Single-handed vs Crewed
In terms of how long does it take to cross the Atlantic, also understand that an average speed of a single-handed boat, logically, may be lower than if you are a crew of at least two people.
Let’s call it a crew dilemma: the bigger crew makes it easier to sail; on the other hand – such requires more supplies. The equilibrium to find you need, Yoda said (ha-ha, kidding).
Nonetheless, many-many boaters travel single handed, and yet another big number of us travel as couples.
Four people on a 30-40ft boat is somewhat fine yet.
My friend sailed from England to the south of Brazil, apparently much longer rather than the classic route, carrying 6 people on a 30ft boat, and he did not look too happy recalling this 50-day voyage heavily overcrowded.
Do not plan any “important business meeting” on the next day after your expected arrival. That means – you’d better have a lot of spare time, as your travel across the Atlantic may suddenly become a little longer.
Mind food and water supplies. We have a separate post advising what you need to know before going through the Atlantic. However, knowing the how-long, do not forget to supply an excessive amount of food and fresh water. And fuel.
How Long to Sail Across the Atlantic – Final Words
Speaking about how long to sail across the Atlantic, we emphasize on sailing, I bet the majority of all private boats crossing the Atlantic are sailboats, rather than motorboats.
The price rises higher when you want to go across the Atlantic by motor, because the fuel hits the price, also it’ll require extra storage (by the way, for safety matters, remember at least to double an amount of fuel calculated for the distance).
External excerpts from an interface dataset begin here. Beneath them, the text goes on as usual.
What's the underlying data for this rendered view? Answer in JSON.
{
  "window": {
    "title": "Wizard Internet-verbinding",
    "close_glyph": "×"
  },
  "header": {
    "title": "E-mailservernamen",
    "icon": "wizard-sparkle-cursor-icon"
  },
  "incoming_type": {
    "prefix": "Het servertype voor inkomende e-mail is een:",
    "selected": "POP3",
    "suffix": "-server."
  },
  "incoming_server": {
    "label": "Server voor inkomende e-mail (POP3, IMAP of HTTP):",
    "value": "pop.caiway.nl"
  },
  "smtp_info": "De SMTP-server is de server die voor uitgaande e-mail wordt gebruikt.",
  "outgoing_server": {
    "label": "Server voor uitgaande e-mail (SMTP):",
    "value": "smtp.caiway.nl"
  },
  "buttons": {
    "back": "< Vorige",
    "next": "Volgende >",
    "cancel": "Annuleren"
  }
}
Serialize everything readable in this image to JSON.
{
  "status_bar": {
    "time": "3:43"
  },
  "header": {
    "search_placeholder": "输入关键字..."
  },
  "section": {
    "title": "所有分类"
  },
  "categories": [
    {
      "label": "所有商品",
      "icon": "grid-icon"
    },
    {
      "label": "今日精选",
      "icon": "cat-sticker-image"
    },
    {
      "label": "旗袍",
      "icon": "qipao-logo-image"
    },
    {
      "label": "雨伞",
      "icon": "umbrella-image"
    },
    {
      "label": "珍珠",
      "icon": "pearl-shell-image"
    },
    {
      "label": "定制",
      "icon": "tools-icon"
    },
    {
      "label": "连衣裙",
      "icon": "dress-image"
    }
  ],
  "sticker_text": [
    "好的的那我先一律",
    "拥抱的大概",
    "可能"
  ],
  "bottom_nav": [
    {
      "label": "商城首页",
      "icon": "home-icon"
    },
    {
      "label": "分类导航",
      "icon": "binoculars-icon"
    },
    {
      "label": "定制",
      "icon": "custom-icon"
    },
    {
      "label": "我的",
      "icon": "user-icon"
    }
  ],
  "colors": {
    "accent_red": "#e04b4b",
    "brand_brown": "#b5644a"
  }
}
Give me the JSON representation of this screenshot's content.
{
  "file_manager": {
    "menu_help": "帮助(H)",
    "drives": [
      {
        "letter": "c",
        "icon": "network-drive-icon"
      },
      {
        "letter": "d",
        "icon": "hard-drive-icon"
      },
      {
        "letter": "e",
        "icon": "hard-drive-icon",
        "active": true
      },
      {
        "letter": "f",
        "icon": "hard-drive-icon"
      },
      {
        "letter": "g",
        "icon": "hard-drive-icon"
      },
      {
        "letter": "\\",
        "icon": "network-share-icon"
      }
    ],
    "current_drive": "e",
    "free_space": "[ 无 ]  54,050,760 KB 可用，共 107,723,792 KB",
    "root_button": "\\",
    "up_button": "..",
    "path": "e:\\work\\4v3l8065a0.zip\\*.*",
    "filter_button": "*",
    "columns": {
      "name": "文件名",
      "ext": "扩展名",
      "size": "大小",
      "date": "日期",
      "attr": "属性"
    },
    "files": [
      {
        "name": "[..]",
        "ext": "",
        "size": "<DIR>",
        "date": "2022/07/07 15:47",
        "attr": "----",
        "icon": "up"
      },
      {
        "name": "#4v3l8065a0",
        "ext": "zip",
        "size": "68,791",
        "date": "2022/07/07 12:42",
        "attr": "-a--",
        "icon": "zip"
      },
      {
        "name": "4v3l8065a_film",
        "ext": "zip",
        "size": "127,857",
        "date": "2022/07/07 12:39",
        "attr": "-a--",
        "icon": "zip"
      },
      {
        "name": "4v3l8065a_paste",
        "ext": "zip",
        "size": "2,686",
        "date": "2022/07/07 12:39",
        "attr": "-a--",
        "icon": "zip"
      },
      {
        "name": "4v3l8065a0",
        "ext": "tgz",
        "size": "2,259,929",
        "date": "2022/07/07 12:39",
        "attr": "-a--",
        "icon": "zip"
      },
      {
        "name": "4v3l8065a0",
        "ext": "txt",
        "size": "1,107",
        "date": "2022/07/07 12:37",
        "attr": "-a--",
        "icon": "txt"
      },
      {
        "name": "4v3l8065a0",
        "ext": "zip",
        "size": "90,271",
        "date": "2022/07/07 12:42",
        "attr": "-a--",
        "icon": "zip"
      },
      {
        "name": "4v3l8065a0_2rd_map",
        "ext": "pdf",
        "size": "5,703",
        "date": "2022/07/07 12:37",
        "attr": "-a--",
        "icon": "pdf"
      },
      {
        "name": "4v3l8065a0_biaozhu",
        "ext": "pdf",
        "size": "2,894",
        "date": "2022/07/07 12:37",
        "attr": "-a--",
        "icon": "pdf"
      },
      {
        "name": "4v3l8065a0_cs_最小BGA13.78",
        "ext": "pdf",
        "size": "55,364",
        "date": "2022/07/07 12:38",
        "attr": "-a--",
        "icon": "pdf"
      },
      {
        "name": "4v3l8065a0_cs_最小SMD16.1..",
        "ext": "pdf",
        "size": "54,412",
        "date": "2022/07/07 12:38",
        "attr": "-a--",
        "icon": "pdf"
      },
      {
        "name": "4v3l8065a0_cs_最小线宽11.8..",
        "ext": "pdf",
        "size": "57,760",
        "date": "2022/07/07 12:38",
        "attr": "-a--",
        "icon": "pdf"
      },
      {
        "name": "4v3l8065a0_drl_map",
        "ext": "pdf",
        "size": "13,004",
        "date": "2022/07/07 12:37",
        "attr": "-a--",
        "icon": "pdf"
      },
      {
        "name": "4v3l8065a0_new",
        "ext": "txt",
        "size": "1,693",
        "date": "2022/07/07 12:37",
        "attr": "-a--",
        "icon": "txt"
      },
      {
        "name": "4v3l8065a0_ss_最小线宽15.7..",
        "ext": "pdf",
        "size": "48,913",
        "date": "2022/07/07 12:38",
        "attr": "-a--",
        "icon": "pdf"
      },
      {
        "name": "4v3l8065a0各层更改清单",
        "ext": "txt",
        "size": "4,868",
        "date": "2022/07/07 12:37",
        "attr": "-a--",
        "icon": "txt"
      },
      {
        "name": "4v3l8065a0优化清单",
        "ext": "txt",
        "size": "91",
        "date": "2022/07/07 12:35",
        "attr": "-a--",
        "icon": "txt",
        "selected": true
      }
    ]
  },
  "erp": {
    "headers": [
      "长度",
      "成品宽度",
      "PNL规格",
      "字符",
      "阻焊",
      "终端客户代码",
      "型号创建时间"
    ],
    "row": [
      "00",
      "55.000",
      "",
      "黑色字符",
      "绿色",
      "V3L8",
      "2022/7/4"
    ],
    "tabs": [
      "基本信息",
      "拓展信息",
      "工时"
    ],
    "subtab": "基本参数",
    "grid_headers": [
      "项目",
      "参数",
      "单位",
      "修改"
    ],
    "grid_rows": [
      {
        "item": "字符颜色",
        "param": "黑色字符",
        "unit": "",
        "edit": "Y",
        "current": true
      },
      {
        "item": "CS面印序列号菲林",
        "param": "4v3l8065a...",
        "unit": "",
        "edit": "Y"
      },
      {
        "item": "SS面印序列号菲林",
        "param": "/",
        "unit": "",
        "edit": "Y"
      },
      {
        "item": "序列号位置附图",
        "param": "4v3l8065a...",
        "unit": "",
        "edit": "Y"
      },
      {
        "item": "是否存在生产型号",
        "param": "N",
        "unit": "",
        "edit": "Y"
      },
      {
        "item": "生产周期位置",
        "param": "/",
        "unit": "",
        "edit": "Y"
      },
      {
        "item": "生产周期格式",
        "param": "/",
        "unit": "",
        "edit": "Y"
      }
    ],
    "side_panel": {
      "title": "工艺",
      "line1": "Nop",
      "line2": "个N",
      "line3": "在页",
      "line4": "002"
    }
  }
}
A good news is that it’s usual boats go through the ocean, skippered by amateur skippers, like you and me. The internet is flooded with reports about how 30-40 foot boats cross the Atlantic both directions, so you can do it too. It won’t be ezpz though.
Choose the right time, plan everything properly, the route, the stop overs, supplies, energy, and book slightly above of those 3 to 4 weeks in your schedule to cross the Atlantic comfortably, and it will be something you will remember for the rest of your life.
Good luck, Captain!